Functions of the Liver

The liver is the body's largest compound gland. It is a major metabolic organ, and is important for degrading alcohol and drugs. It stores glycogen, secretes glucose, plasma proteins and lipoproteins into the blood, and secretes bilirubin (by-produce of haemoglobin), secretory IgA, and bile salts (which emulsify fats) as components of bile (endocrine secretion of the liver).

It is unusual because it has a dual blood supply. Not only does it receive arterial blood from the hepatic artery (about half of the total blood flow), it also receives blood from the hepatic portal vein, which contains nutrients absorbed from the GI tract. After passing through the liver, the blood collects and leaves in hepatic veins. These major blood vessels, enter and leave the liver at the porta hepatis. Also emerging from the porta hepatis are the left and right hepatic ducts which contain the collected bile, and the efferent lymphatics.
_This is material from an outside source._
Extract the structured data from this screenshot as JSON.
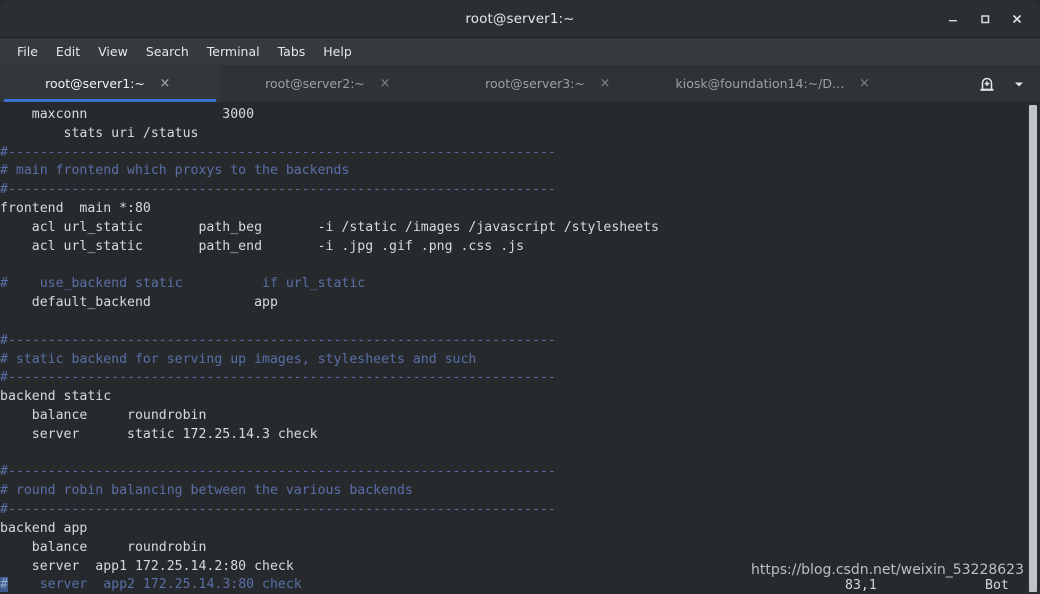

This shows a section through a pig liver, which has clear liver lobules. Can you identify lobules, the central vein, supporting connective tissue and portal tracts.

The liver has a thin capsule of dense connective tissue, and a visceral (inferior) layer of peritoneal mesothelium, and is divided into left and right lobes.

This is a section through a rabbit liver, which is more like that of a human liver. The lobules are far less obvious, but try to identify them, together with portal veins and portal tracts.

In this section of rabbit liver, the lobules are not defined by a layer of connective tissue, as found for the pig. This arrangement is more typical for most mammals, including man. However, lobular structure still present.

Can you identify the portal tracts and central veins.

The liver has very little connective tissue, which explains its softness, and susceptibility to tearing in abdominal trauma. however, a fine network of connective tissue fibres supports the hepatocytes and sinusoid lining cells.

Look at this picture, in which the network of fibres has been stained histochemically.

This shows the central hepatic vein, and the supporting reticulin fibres, which are made of type III collagen.

Now see if you can determine what's wrong with this section of liver.